Actually I believe that RDFM&S recommends the use of interCaps for classes,
also. This is what confused me, since I was not use to this new style and
thought of it as a typo.

>>> This is one of three properties to describe a proxy behavior.
>> This is unnecessary, and sort of limits extensibility. You can keep it in
>> the text, but you don't need it in the schema.
> I don't agree.  And why do you think it limits extensibility?

Because what happens if you add another property for proxy behavior? Or what
if someone else does?

> ....  This is used to
> add proxy behavior descriptions to a request profile received
> from a proxy or client system on the outbound side.
> etc.?

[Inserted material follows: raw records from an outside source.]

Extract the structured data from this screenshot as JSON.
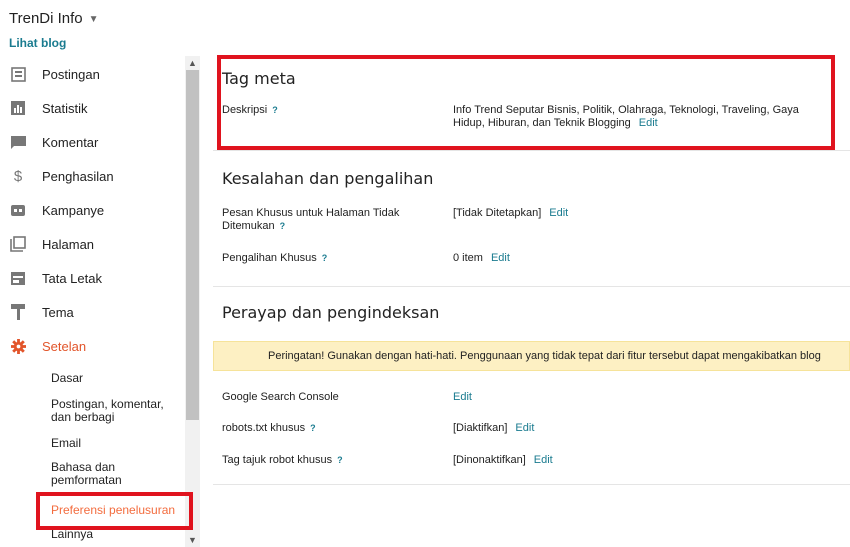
{
  "header": {
    "blog_title": "TrenDi Info",
    "view_blog": "Lihat blog"
  },
  "sidebar": {
    "items": [
      {
        "label": "Postingan",
        "icon": "posts-icon"
      },
      {
        "label": "Statistik",
        "icon": "stats-icon"
      },
      {
        "label": "Komentar",
        "icon": "comment-icon"
      },
      {
        "label": "Penghasilan",
        "icon": "dollar-icon"
      },
      {
        "label": "Kampanye",
        "icon": "ad-icon"
      },
      {
        "label": "Halaman",
        "icon": "pages-icon"
      },
      {
        "label": "Tata Letak",
        "icon": "layout-icon"
      },
      {
        "label": "Tema",
        "icon": "paint-roller-icon"
      },
      {
        "label": "Setelan",
        "icon": "gear-icon"
      }
    ],
    "sub_items": [
      {
        "label": "Dasar"
      },
      {
        "label": "Postingan, komentar, dan berbagi"
      },
      {
        "label": "Email"
      },
      {
        "label": "Bahasa dan pemformatan"
      },
      {
        "label": "Preferensi penelusuran"
      },
      {
        "label": "Lainnya"
      }
    ],
    "active_color": "#e2552b"
  },
  "main": {
    "sections": [
      {
        "title": "Tag meta",
        "rows": [
          {
            "label": "Deskripsi",
            "value": "Info Trend Seputar Bisnis, Politik, Olahraga, Teknologi, Traveling, Gaya Hidup, Hiburan, dan Teknik Blogging",
            "edit": "Edit"
          }
        ]
      },
      {
        "title": "Kesalahan dan pengalihan",
        "rows": [
          {
            "label": "Pesan Khusus untuk Halaman Tidak Ditemukan",
            "value": "[Tidak Ditetapkan]",
            "edit": "Edit"
          },
          {
            "label": "Pengalihan Khusus",
            "value": "0 item",
            "edit": "Edit"
          }
        ]
      },
      {
        "title": "Perayap dan pengindeksan",
        "warning": "Peringatan! Gunakan dengan hati-hati. Penggunaan yang tidak tepat dari fitur tersebut dapat mengakibatkan blog",
        "rows": [
          {
            "label": "Google Search Console",
            "value": "",
            "edit": "Edit"
          },
          {
            "label": "robots.txt khusus",
            "value": "[Diaktifkan]",
            "edit": "Edit"
          },
          {
            "label": "Tag tajuk robot khusus",
            "value": "[Dinonaktifkan]",
            "edit": "Edit"
          }
        ]
      }
    ],
    "help_glyph": "?"
  },
  "colors": {
    "link": "#1a7b8f",
    "highlight_border": "#e0131e",
    "warning_bg": "#fdf0c3"
  }
}
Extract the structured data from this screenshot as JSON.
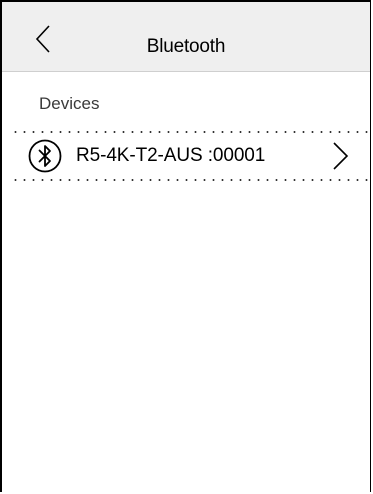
{
  "header": {
    "title": "Bluetooth",
    "back_icon": "chevron-left-icon"
  },
  "devices_section": {
    "label": "Devices",
    "items": [
      {
        "name": "R5-4K-T2-AUS :00001",
        "icon": "bluetooth-icon",
        "trailing_icon": "chevron-right-icon"
      }
    ]
  },
  "colors": {
    "header_background": "#efefef",
    "background": "#ffffff",
    "text": "#000000"
  }
}
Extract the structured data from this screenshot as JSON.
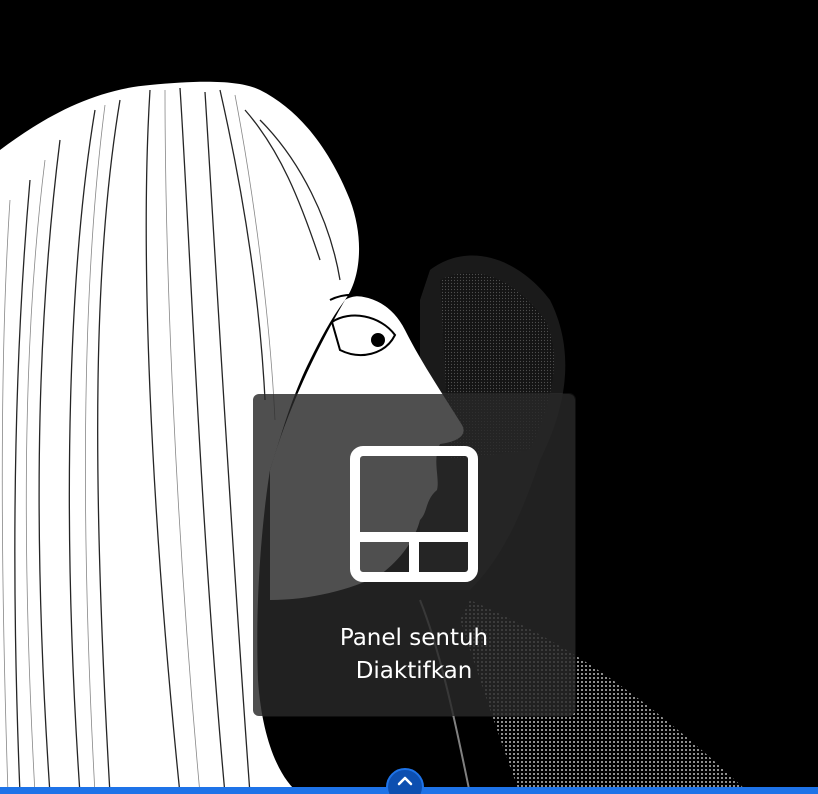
{
  "overlay": {
    "line1": "Panel sentuh",
    "line2": "Diaktifkan",
    "icon": "touchpad-icon"
  },
  "bottom_bar": {
    "handle_icon": "chevron-up-icon",
    "accent_color": "#1e73e8"
  }
}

Don't you mean received by a proxy...?

>>> URIs and optional fragment identifiers
>> According to the URI spec, a "URI reference" includes a fragment identifier,
>> so I don't think you need to be so explicit about this.
> Ah, but... the intent was to avoid the namespace problem:  I say URI, not
> URI reference, with optional fragment identifier.  The intent was to avoid
> to avoid relative URIs, which are also allowed by URI reference.
> Maybe I should be more direct and say "no relative URIs".

Yes, please. This is confusing and beating around the bush. Few are likely
to understand the subtlety unless you make it explicit.

>>> An attribute defined very broadly might be subject to different privacy or
>>> security concerns when applied in different circumstances. For example,
>>> having a text-to-voice capability on a mobile phone type of device might be
>>> a generally useful feature, but a similar feature in a PC might be
>>> indicative of a personal disability.
>> This doesn't make sense. It seems if anything, a specific attribute would be
>> more of a privacy concern. supportsScreenReader is a disability giveaway,
>> where as the broader textToSpeech is less revealing. Having well-defined
>> attributes is good practice, but the reasons provided should be sound.
> Hmmm... yes, sort of.  The intent here was that a broadly defined attribute
> was more likely to be widely used and subject to different privacy concerns
> under different circumstances, therefore more likely to be used in a way
> that makes unintended disclosure in conjunction when used in conjunction
> with other features

Hmm, I got the opposite impression.

> I suppose that, in a sense, we're guinea-pigs on this, as it's the first
> recommendation-track specification to be "pure" RDF.  Based on my
> experience, I think it would be great if N3 went to recommendation track so
> we could use it for normative specification work.

I've seen discussion of this on the RDF forums, and I highly recommend it.

>> Phew, all done. Does this mean I get to go in the acknowledgements section?
>> ;-)
> Well, I think definitely so.

Thanks! Would you mind linking it to ? Just to
disambiguate, add semantics, etc.

> Thanks for the effort you've put in.

No problem. Thanks for working hard to provide such a "pure RDF" spec, as
you say. I think this is a great step forward, and I really support it. I
just wish it didn't seem so complicated (turning people off from RDF) but
perhaps a restructuring will help. Yet it certainly fares well against some
of the other "pure XML" specs.

[ Aaron Swartz | | ]

Received on Thursday, 5 April 2001 01:32:13 UTC